▶ _SOURCE MATERIAL_
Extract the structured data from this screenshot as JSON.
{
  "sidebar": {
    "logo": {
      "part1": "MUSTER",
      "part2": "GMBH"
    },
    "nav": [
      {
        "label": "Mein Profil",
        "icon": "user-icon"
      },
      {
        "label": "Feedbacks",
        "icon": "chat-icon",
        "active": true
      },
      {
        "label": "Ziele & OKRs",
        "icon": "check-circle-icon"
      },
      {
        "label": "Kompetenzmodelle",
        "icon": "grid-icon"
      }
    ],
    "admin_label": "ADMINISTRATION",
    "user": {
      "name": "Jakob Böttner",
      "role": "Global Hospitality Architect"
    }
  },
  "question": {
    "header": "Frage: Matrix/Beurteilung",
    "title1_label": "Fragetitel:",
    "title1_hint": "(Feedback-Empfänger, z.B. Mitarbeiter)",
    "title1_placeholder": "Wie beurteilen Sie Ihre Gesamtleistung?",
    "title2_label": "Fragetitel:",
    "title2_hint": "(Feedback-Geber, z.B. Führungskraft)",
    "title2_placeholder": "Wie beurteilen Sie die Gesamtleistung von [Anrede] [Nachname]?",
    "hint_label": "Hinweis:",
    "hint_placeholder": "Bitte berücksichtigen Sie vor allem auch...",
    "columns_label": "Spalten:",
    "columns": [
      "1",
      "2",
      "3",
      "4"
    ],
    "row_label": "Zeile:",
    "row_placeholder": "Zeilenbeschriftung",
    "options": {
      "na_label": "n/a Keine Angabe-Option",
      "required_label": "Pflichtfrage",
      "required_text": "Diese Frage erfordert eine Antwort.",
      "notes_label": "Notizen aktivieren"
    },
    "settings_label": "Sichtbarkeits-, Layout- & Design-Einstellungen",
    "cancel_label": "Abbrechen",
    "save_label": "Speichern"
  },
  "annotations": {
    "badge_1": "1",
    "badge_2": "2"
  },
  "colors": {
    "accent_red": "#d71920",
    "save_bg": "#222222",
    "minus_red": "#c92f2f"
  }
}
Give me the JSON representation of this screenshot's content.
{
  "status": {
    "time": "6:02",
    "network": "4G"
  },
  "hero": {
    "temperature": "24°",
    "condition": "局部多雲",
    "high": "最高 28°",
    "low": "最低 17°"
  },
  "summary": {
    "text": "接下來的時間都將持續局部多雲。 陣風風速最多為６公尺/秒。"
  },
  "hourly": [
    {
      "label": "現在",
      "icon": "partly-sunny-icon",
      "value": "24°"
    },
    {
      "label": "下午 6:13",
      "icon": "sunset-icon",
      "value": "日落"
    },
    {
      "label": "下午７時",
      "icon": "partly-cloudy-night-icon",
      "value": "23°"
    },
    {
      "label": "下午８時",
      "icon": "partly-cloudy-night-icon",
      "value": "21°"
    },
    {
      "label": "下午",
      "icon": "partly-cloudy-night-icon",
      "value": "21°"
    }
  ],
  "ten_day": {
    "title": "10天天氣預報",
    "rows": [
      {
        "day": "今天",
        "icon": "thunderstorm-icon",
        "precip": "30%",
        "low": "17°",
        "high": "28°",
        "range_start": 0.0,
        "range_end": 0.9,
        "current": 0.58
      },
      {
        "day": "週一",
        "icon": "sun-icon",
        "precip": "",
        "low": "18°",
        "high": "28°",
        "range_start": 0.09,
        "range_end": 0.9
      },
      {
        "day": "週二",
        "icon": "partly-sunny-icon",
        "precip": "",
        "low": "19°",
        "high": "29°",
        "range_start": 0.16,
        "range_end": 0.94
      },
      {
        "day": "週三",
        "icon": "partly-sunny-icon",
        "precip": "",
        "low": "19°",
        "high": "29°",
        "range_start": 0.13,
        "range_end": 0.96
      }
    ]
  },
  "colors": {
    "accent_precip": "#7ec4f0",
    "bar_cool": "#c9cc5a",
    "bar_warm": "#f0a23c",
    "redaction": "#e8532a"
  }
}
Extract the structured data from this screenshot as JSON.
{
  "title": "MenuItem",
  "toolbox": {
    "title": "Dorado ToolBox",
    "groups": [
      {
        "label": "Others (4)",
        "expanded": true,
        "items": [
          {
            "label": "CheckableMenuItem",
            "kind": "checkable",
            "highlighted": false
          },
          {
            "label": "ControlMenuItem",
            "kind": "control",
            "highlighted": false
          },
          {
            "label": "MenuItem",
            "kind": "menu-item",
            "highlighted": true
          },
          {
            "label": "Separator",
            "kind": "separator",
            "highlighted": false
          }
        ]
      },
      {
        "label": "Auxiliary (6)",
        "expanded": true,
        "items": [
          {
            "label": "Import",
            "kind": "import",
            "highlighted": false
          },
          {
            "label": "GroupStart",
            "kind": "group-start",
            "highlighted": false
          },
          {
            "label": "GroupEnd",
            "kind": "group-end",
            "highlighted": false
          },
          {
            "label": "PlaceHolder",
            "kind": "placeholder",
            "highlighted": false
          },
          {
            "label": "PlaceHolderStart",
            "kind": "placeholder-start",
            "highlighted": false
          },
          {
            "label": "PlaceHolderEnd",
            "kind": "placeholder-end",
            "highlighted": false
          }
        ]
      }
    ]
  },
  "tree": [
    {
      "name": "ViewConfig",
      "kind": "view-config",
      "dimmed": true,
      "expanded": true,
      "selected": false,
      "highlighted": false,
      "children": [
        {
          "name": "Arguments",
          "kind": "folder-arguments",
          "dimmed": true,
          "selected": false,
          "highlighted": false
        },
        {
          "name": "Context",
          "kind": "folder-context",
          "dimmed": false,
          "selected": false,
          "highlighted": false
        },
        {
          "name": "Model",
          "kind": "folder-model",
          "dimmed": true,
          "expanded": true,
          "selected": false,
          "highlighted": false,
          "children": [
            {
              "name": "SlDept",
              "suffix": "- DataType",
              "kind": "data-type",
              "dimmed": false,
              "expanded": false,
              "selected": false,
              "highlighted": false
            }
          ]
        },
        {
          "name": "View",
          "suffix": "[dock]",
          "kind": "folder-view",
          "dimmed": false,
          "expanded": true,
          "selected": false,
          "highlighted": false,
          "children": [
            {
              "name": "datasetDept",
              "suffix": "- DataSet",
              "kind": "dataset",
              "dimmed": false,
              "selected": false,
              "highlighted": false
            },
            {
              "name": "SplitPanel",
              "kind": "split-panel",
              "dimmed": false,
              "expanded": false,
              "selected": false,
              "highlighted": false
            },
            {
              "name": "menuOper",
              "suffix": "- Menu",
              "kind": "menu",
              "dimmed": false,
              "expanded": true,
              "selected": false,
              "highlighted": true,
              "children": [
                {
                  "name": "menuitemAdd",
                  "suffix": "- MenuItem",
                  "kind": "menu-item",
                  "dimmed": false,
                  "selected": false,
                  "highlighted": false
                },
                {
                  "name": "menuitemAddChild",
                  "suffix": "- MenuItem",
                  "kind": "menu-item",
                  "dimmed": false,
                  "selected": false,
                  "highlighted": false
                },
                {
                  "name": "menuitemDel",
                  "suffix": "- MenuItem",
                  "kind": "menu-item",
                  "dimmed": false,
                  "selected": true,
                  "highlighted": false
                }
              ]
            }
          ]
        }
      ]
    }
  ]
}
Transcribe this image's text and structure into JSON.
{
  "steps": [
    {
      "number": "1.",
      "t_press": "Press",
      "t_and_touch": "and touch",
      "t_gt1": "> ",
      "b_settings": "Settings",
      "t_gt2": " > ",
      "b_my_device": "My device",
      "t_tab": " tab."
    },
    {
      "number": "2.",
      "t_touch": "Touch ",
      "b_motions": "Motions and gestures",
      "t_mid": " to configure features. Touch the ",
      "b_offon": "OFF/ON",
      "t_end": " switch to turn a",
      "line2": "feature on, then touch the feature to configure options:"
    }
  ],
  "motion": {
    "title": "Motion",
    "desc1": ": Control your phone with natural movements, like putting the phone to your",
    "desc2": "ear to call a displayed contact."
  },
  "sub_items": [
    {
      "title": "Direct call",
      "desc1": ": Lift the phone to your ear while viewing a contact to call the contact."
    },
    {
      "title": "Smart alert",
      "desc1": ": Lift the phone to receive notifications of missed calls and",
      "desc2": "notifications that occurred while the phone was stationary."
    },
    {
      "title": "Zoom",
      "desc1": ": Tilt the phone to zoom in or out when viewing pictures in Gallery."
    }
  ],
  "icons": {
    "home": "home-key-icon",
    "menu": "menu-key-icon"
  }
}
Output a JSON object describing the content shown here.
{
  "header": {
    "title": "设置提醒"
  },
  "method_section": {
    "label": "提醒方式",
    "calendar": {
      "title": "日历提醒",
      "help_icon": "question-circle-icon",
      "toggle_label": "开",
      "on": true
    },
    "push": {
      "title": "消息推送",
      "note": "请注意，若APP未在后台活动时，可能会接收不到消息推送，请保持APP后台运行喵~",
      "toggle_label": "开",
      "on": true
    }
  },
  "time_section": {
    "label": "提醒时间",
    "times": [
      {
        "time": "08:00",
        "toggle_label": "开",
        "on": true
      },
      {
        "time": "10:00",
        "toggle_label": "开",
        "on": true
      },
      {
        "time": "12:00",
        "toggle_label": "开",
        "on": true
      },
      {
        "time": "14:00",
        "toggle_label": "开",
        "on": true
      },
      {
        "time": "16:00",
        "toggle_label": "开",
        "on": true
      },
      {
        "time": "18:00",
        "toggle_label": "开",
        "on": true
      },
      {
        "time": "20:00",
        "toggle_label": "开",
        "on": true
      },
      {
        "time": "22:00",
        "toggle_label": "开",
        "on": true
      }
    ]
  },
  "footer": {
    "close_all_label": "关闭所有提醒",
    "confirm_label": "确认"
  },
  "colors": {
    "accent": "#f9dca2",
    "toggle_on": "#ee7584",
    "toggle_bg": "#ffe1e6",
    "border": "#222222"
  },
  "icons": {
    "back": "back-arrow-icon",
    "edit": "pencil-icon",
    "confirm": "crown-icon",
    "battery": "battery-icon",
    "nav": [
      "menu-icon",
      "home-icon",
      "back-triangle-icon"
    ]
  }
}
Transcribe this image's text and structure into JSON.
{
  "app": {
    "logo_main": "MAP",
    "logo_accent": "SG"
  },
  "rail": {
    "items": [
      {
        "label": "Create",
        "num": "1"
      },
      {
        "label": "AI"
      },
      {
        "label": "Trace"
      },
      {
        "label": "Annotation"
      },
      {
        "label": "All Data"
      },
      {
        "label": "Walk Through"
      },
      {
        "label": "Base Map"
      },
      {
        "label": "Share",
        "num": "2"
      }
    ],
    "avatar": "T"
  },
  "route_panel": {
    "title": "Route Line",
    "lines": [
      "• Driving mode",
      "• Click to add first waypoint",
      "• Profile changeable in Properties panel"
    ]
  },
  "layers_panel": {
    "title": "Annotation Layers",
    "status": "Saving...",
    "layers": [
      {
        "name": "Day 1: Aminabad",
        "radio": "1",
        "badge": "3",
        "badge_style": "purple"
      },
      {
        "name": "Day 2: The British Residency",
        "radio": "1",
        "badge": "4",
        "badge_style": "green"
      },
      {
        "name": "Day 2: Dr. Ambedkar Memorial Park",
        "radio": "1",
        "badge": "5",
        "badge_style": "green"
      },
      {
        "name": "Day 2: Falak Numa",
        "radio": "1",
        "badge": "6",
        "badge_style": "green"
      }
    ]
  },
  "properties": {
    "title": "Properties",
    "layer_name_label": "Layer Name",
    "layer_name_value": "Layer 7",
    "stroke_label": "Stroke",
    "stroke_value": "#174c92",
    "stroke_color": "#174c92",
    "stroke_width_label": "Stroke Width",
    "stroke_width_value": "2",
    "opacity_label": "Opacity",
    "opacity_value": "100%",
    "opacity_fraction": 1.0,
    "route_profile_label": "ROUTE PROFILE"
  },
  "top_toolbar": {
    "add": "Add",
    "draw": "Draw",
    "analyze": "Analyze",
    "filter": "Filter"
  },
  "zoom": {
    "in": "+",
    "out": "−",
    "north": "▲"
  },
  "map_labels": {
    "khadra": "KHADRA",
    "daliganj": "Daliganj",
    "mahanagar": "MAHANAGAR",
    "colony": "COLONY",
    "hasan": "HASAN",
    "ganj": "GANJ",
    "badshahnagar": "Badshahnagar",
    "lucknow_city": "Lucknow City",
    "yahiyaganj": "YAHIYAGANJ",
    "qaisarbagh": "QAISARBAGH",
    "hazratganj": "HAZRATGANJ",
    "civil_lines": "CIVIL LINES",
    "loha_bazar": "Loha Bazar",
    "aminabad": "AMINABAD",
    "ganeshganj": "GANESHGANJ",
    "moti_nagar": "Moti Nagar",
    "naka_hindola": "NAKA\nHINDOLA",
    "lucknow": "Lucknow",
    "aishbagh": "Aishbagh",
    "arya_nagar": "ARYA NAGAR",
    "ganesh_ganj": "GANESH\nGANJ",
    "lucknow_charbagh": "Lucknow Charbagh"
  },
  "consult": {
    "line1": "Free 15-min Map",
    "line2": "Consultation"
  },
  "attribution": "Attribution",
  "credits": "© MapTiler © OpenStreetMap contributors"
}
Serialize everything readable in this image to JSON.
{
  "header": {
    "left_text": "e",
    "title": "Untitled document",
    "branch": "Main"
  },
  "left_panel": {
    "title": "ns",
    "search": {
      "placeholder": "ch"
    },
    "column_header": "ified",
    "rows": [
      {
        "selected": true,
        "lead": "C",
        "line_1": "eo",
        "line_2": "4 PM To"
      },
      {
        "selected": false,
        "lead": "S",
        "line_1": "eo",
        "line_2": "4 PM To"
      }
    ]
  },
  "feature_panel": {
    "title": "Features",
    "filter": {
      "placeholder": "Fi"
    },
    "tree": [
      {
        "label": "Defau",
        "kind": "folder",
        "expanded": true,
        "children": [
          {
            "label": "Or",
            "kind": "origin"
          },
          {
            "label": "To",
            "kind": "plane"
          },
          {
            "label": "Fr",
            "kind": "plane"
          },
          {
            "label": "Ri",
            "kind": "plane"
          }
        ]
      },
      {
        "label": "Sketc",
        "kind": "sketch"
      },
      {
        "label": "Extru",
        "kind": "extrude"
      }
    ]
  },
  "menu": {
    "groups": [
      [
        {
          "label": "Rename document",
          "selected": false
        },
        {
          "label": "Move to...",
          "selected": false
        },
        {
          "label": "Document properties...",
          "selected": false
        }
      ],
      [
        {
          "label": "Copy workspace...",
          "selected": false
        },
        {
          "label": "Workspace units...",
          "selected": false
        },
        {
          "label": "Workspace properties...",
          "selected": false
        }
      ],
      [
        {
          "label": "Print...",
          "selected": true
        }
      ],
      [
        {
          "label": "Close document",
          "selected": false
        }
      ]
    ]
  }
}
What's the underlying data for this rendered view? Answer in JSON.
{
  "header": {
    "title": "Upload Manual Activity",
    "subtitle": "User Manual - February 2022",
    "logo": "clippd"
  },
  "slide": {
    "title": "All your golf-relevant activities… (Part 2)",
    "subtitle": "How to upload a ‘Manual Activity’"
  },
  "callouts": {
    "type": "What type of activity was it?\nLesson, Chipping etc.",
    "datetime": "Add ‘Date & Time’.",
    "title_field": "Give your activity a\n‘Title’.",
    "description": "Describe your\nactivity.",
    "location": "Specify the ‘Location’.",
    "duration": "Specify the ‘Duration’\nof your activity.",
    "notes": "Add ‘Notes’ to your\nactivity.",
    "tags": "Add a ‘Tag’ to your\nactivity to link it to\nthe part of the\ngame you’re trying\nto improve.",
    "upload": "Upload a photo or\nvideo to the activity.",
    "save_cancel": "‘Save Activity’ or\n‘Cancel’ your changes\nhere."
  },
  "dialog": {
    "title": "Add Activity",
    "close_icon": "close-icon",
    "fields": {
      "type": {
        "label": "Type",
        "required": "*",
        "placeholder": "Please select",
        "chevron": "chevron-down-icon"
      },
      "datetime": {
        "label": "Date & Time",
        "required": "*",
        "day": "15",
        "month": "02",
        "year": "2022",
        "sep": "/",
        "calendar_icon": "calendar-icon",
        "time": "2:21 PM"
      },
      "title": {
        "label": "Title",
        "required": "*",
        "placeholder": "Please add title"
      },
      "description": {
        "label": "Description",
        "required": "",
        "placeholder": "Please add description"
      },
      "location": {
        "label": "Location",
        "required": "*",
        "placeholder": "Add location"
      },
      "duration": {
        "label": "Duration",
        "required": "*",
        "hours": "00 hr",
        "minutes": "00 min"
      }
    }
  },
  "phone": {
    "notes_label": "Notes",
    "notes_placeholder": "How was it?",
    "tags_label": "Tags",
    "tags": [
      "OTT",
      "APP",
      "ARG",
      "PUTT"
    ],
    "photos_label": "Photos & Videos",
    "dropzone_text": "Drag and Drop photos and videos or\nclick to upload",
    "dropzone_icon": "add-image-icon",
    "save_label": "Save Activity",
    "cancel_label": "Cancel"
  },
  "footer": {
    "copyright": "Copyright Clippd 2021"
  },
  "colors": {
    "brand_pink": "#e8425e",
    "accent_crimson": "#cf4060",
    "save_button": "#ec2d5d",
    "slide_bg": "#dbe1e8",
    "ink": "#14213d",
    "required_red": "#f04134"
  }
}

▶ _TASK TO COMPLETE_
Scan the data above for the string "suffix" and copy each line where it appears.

▶ _RESULT FOR THIS TASK_
              "suffix": "- DataType",
          "suffix": "[dock]",
              "suffix": "- DataSet",
              "suffix": "- Menu",
                  "suffix": "- MenuItem",
                  "suffix": "- MenuItem",
                  "suffix": "- MenuItem",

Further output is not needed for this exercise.